* _The task_
Copy all lines below that use the word "this".

Collected data:
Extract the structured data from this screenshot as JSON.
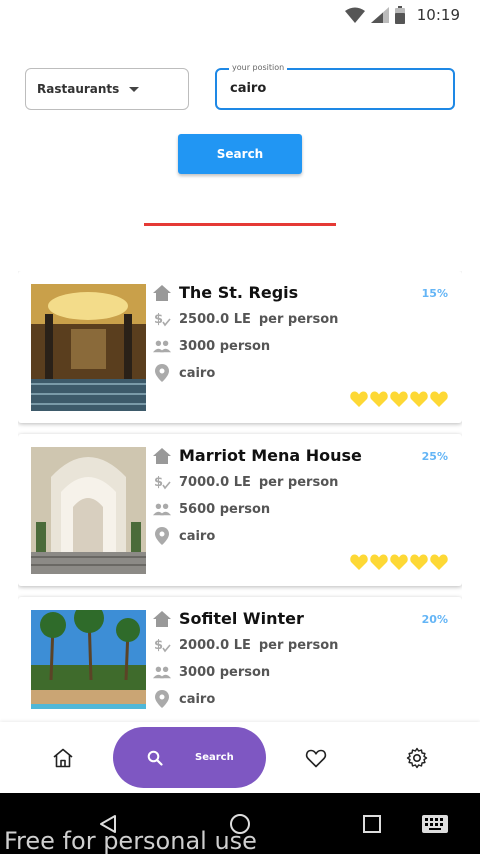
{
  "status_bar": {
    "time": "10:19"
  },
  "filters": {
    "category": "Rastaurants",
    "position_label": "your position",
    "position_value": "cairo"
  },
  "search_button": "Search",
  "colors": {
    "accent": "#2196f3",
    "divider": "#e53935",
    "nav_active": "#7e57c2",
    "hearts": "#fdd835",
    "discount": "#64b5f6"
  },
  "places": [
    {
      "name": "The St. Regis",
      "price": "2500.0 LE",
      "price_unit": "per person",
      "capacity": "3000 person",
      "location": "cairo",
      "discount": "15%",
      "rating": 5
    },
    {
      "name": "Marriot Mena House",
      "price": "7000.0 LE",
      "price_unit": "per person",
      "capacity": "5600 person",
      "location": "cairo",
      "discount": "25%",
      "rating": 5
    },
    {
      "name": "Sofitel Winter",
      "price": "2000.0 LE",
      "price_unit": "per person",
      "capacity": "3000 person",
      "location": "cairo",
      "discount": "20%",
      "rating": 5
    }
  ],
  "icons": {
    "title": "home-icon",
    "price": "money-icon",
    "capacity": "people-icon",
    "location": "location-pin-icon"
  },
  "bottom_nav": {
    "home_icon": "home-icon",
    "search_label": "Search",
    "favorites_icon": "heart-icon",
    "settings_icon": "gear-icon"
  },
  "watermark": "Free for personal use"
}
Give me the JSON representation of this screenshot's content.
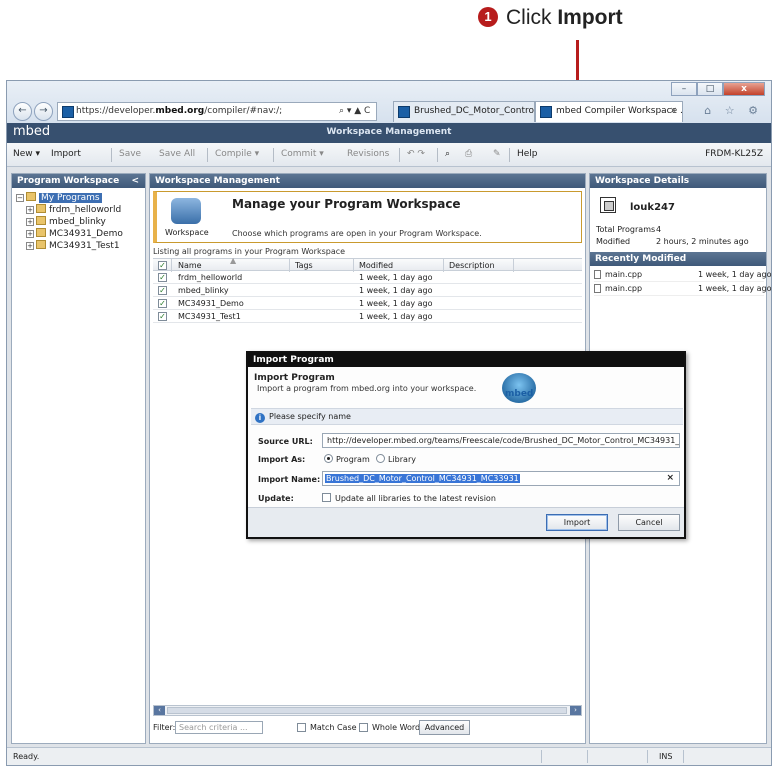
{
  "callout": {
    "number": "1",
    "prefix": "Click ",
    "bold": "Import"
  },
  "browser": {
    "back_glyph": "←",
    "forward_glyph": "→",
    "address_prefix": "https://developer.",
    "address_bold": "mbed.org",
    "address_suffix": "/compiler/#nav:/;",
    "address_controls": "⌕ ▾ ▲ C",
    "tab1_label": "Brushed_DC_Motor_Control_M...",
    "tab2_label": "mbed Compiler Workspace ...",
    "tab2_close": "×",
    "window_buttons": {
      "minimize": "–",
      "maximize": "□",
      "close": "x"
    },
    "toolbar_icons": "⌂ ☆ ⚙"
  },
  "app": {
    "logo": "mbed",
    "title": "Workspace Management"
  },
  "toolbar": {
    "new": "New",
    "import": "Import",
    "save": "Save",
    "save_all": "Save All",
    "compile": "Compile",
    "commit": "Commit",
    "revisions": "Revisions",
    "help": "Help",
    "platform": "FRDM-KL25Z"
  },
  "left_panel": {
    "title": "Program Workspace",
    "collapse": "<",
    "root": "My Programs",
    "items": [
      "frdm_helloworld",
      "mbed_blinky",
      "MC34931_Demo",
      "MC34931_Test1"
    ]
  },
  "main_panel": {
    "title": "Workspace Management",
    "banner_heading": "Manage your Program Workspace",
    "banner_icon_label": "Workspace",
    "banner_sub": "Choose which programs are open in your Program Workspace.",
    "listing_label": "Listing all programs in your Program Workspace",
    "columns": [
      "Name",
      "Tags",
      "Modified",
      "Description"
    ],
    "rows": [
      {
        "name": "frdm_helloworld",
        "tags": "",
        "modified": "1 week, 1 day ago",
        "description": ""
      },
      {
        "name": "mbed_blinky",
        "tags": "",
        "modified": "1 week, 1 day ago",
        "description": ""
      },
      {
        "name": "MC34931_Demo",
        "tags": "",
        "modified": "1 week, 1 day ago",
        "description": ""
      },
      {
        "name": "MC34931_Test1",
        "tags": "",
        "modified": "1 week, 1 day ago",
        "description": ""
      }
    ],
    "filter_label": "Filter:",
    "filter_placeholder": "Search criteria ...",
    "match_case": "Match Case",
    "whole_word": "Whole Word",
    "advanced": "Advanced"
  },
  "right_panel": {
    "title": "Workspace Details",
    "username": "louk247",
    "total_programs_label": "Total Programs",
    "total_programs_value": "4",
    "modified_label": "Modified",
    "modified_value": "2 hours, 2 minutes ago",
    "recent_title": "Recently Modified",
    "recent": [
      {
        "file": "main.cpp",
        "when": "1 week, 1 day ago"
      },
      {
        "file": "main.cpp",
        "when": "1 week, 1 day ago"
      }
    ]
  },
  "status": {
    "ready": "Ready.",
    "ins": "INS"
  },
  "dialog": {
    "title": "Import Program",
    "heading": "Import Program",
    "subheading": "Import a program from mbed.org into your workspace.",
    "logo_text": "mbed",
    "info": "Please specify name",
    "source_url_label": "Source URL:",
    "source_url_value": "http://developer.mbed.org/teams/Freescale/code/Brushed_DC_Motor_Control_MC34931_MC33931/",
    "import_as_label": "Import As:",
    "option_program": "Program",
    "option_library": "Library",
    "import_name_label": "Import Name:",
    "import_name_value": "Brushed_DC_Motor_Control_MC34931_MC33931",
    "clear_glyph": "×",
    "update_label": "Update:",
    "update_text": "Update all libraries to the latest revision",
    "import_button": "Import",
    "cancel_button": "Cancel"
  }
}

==

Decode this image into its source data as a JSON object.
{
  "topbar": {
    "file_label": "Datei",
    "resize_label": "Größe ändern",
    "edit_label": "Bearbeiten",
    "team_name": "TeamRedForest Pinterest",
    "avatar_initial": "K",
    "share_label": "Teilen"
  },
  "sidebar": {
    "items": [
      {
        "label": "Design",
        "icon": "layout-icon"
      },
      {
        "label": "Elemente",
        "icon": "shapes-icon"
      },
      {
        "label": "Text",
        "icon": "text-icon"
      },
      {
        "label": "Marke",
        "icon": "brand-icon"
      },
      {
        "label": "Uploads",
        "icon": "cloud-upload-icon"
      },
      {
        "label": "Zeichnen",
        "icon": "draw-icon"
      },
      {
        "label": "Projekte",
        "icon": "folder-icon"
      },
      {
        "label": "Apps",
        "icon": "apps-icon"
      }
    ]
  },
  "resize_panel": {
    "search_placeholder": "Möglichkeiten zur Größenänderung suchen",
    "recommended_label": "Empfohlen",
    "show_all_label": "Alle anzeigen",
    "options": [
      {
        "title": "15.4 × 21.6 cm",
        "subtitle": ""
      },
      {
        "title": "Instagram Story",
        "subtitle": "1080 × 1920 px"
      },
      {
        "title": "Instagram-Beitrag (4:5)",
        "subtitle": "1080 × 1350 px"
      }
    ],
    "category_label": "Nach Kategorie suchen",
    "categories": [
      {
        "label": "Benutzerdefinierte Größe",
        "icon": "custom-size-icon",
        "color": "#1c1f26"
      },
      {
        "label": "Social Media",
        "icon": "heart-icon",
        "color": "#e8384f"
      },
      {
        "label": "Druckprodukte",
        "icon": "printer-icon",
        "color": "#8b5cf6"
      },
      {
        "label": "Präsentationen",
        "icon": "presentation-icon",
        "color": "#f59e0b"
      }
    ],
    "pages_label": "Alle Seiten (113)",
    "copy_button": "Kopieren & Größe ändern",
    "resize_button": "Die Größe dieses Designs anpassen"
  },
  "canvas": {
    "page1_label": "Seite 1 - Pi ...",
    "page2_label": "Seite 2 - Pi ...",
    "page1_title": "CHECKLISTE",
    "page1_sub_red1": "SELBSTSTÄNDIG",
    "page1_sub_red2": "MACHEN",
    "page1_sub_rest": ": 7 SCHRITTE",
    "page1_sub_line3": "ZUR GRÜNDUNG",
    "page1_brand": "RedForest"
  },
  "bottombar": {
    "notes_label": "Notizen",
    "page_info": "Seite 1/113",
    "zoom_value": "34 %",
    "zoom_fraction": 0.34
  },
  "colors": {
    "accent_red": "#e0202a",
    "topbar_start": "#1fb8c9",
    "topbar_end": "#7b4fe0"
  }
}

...

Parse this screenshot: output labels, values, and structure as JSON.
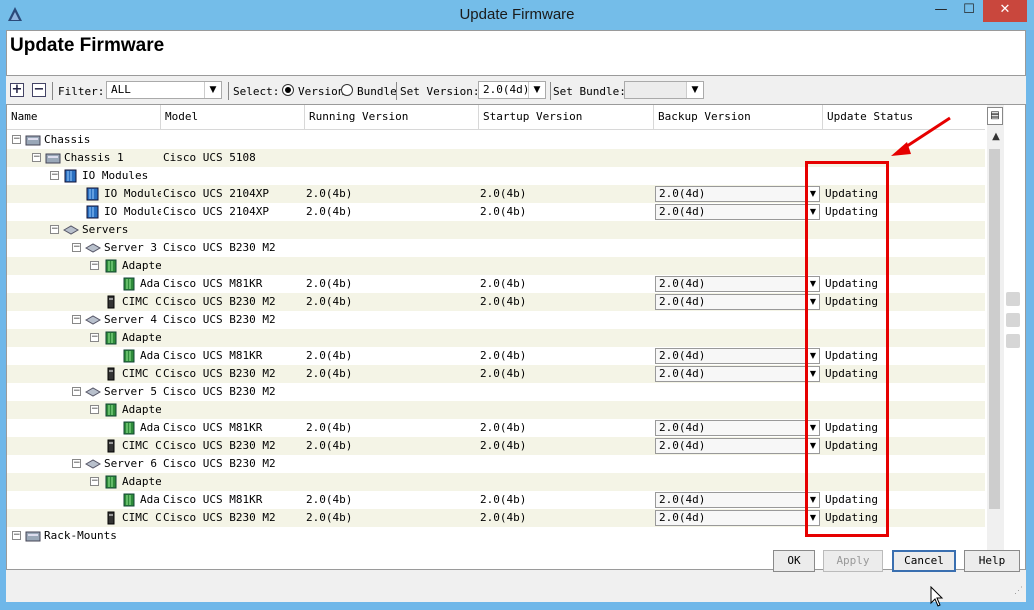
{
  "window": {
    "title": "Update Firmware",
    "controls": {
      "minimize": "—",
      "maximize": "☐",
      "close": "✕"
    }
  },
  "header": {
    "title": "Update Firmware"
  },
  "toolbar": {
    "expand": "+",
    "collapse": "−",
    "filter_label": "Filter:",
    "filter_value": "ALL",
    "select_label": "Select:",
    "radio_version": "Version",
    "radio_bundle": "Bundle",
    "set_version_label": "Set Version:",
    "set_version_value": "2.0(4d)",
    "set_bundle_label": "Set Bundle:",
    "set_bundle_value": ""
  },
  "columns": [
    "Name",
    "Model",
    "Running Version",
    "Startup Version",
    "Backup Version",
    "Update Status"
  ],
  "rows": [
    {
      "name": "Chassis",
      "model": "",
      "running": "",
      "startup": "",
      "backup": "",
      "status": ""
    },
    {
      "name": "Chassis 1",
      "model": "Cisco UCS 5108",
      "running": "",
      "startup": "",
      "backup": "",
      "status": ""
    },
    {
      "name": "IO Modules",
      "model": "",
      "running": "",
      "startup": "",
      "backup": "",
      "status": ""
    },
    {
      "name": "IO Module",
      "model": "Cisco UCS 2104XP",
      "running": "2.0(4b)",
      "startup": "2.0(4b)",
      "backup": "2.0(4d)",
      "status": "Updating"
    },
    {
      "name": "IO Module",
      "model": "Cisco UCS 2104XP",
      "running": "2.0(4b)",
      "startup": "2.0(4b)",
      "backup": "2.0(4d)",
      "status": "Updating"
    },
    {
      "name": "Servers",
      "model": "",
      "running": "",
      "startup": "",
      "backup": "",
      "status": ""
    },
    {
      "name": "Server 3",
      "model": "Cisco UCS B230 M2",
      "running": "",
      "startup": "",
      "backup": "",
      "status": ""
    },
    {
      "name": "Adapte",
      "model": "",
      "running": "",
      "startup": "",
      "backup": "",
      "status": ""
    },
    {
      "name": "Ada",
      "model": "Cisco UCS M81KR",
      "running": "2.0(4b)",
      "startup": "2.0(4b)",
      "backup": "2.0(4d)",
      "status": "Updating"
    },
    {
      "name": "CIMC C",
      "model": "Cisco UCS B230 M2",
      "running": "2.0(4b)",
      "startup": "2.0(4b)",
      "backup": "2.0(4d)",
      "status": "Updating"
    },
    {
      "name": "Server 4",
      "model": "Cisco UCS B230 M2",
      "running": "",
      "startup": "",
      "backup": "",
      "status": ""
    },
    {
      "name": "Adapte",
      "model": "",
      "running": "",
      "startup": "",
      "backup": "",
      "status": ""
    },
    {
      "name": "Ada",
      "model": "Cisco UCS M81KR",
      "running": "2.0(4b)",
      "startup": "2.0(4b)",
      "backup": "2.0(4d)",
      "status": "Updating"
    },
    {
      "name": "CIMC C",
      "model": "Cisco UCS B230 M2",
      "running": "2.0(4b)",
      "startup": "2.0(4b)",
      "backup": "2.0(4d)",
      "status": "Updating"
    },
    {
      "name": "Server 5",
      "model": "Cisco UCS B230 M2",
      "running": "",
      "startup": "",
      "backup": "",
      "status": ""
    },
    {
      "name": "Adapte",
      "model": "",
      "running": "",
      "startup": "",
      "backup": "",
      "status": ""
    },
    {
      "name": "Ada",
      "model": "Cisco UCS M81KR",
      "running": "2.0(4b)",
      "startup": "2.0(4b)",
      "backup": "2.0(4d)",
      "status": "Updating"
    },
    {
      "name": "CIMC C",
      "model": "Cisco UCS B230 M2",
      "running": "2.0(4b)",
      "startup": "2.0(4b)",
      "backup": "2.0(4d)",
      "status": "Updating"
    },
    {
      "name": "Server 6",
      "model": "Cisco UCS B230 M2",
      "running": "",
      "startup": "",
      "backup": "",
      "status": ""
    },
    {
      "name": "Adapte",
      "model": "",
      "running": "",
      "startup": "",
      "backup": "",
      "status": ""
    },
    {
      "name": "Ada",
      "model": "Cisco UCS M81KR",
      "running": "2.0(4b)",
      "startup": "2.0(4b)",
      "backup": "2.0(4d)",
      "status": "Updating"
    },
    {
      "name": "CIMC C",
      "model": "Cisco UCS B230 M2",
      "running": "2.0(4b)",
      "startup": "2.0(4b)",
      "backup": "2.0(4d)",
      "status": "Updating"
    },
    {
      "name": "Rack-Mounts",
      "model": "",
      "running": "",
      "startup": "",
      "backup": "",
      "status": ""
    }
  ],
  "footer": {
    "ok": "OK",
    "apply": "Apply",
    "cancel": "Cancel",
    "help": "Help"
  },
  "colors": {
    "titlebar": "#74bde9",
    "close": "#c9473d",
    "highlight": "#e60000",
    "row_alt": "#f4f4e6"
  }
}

* _Written answer_
Extract the structured data from this screenshot as JSON.
Give me the JSON representation of this screenshot's content.
Decode this image into its source data as a JSON object.
Parse this screenshot: output labels, values, and structure as JSON.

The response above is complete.